It is almost beyond my own ability to comprehend that I cannot seem to get to Nashville. There is no job keeping me here. The only thing I have on my calendar is therapy one day a week. And yet, every single time I think a chance has opened up, something else arises that means I either can't go at all, or could speed up and stay for maybe 2 days before I'd need to get back here. Briton has a show opening. Hannah wants to come home. Hannah has to come home for a doctor's appointment. Briton can't look after the animals because of work and rehearsal schedules. I am looking at the last week of April right now. But I have a sneaking suspicion that will turn into the week that Hannah finishes school and will need help moving back. I know, I know, all I need to do is put my foot down and say, "I'm going. Work out your stuff on your own." But it's hard to say that when you're a mom. And when the thought of going back to that house ties your stomach …

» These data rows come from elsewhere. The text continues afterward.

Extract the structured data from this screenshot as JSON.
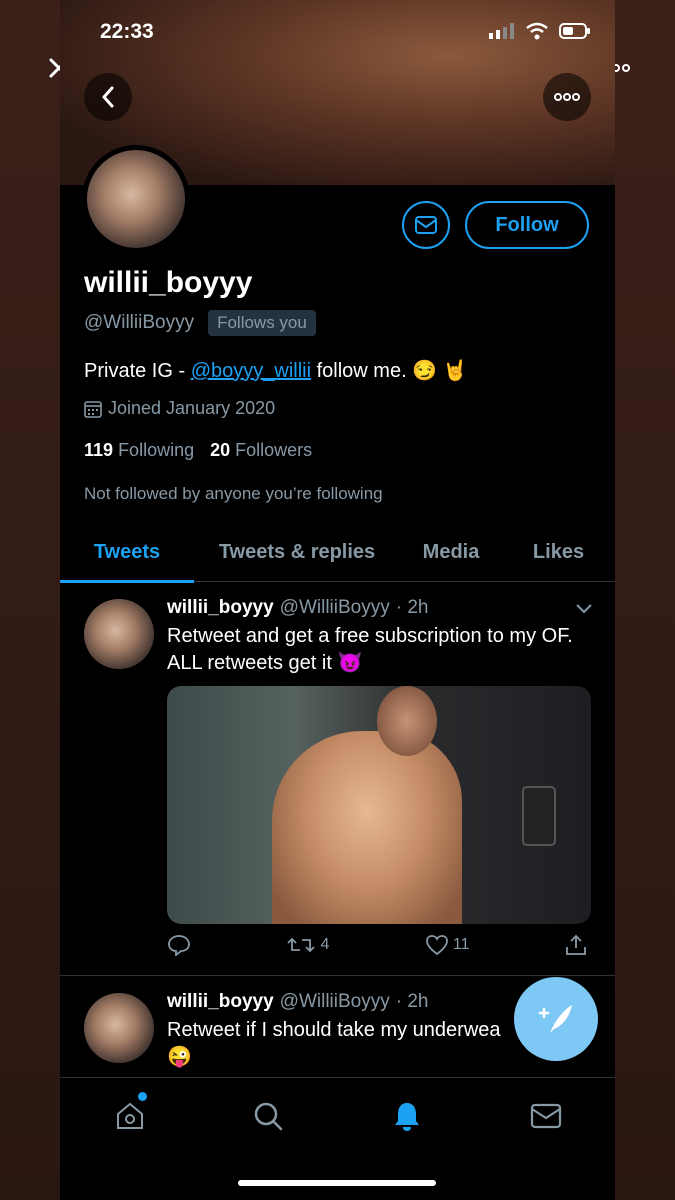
{
  "status_bar": {
    "time": "22:33"
  },
  "profile": {
    "display_name": "willii_boyyy",
    "handle": "@WilliiBoyyy",
    "follows_you": "Follows you",
    "bio_prefix": "Private IG - ",
    "bio_link": "@boyyy_willii",
    "bio_suffix": " follow me. 😏 🤘",
    "joined": "Joined January 2020",
    "following_count": "119",
    "following_label": "Following",
    "followers_count": "20",
    "followers_label": "Followers",
    "not_followed": "Not followed by anyone you’re following",
    "follow_button": "Follow"
  },
  "tabs": [
    {
      "label": "Tweets",
      "active": true
    },
    {
      "label": "Tweets & replies",
      "active": false
    },
    {
      "label": "Media",
      "active": false
    },
    {
      "label": "Likes",
      "active": false
    }
  ],
  "tweets": [
    {
      "name": "willii_boyyy",
      "handle": "@WilliiBoyyy",
      "time": "· 2h",
      "text": "Retweet and get a free subscription to my OF. ALL retweets get it 😈",
      "retweets": "4",
      "likes": "11"
    },
    {
      "name": "willii_boyyy",
      "handle": "@WilliiBoyyy",
      "time": "· 2h",
      "text": "Retweet if I should take my underwea",
      "text_line2": "😜"
    }
  ],
  "colors": {
    "accent": "#1da1f2",
    "muted": "#8899a6",
    "background": "#000000"
  },
  "icons": [
    "close-icon",
    "more-icon",
    "back-icon",
    "mail-icon",
    "calendar-icon",
    "reply-icon",
    "retweet-icon",
    "like-icon",
    "share-icon",
    "chevron-down-icon",
    "compose-icon",
    "home-icon",
    "search-icon",
    "notifications-icon",
    "messages-icon"
  ]
}
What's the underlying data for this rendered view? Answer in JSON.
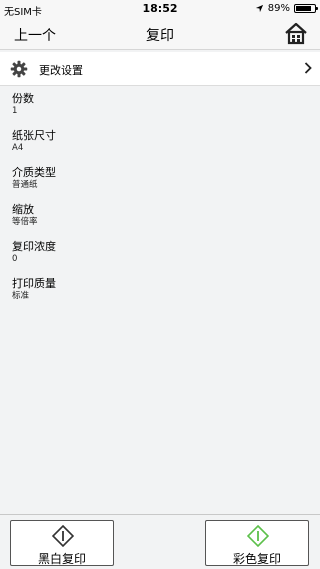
{
  "status_bar": {
    "carrier": "无SIM卡",
    "time": "18:52",
    "battery_text": "89%",
    "battery_level": 0.89
  },
  "nav": {
    "back_label": "上一个",
    "title": "复印",
    "home_icon": "home-icon"
  },
  "settings_row": {
    "label": "更改设置",
    "icon": "gear-icon"
  },
  "items": [
    {
      "name": "份数",
      "value": "1"
    },
    {
      "name": "纸张尺寸",
      "value": "A4"
    },
    {
      "name": "介质类型",
      "value": "普通纸"
    },
    {
      "name": "缩放",
      "value": "等倍率"
    },
    {
      "name": "复印浓度",
      "value": "0"
    },
    {
      "name": "打印质量",
      "value": "标准"
    }
  ],
  "buttons": {
    "mono_label": "黑白复印",
    "color_label": "彩色复印",
    "mono_icon_color": "#333333",
    "color_icon_color": "#5cc04a"
  }
}
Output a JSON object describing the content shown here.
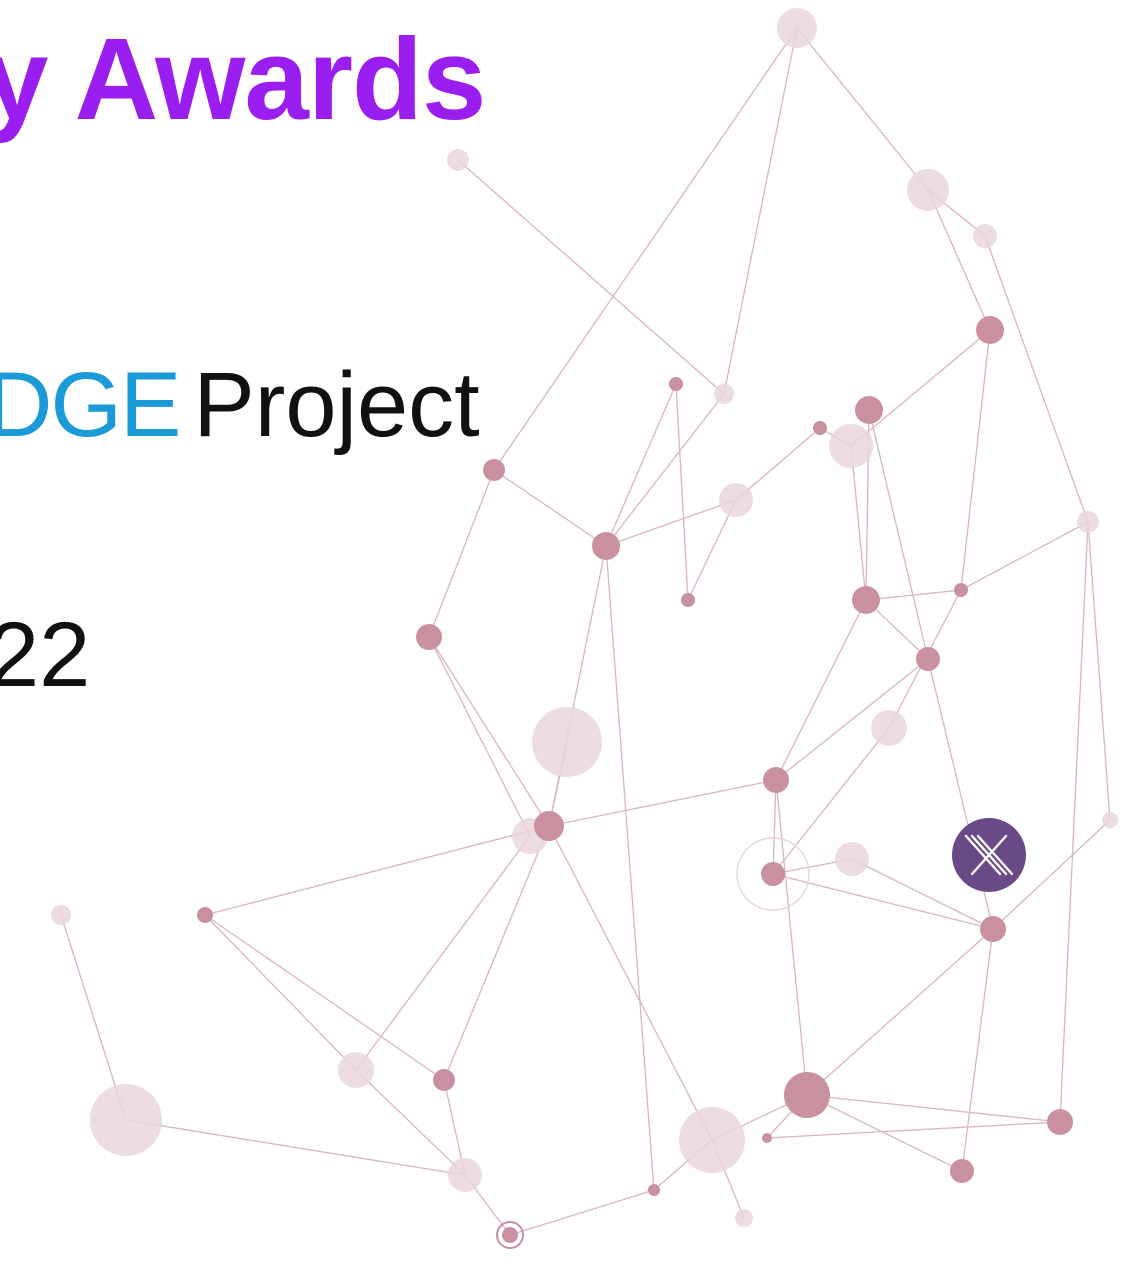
{
  "slide": {
    "title": "y Awards",
    "project_brand": "DGE",
    "project_word": "Project",
    "year_fragment": "22"
  },
  "colors": {
    "title": "#9b1ef0",
    "brand": "#1a9ad6",
    "body_text": "#111111",
    "node": "#c9909f",
    "node_light": "#ead6dc",
    "edge": "#d9b5c0",
    "badge": "#6a4a86"
  },
  "icons": {
    "badge": "x-logo-icon",
    "background": "network-graph-icon"
  }
}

Got out and ran errands early this morning so that I could get back and watch The Masters coverage. I drove through Augusta on my way to Folly Beach; a beautiful place. I think I went through when all the flowers and shrubbery were at their blooming peak, as it has been so warm around here. It certainly looks more green than accented with bright colors on TV. (Some golfers appeal more than others.) Now knitting on 5 different things, as I have been assured a spot in a local artists' market in May. My request went in months ago, and I pretty much thought they'd decided against me when I never got a response back. Then, all of a sudden, I get an e-mail this week asking if I still wanted them to hold a place for me. Gotta get busy. Wrapped up A Prayer for Owen Meany a couple of days ago. Tearful ending, but a bit of a slog to get there. "J" is Mister Pip by Lloyd Jones. I can already tell it's going to fly by compared to its predecessor. No big plans for the we…
Doesn't Yoda look just darling in my Lacey ruffled scarf? A closer look at the color and ruffles: Today has been a relax on the couch, knit, read, watch movies sort of day. I never wanted for company, either --- Madeleine, Finn and Finn's Hound were particularly constant companions.
Briton's girlfriend and I (she has a name --- don't know why I don't use it) had all sorts of fun at the yarn shop. Technically, it's a yarn barn, but let's not split hairs.
I was taking her because she liked the scarf I made out of Berocco Ric-Rac while I was at the beach. She is chiefly a crocheter, and when I told her I finished in less than an hour, she wanted to try. Though I was tempted to buy more, this time I was drawn to Lacey. Same idea --- needle every other stitch or so, resulting in ruffles --- but there was lots (lots) more yards, and I have ended up with a scarf roughly 28 feet long. Not really, but long. Really long. Deliciously so.
After the yarn shop, we ate at a pasta place we both like a lot, then came back here, where we each worked on our ruffle scarves. She finished hers first, of course, and started crocheting a uterus for to send to her congressman. Briton said she was pretty nervous, as this was the first time she and I had s…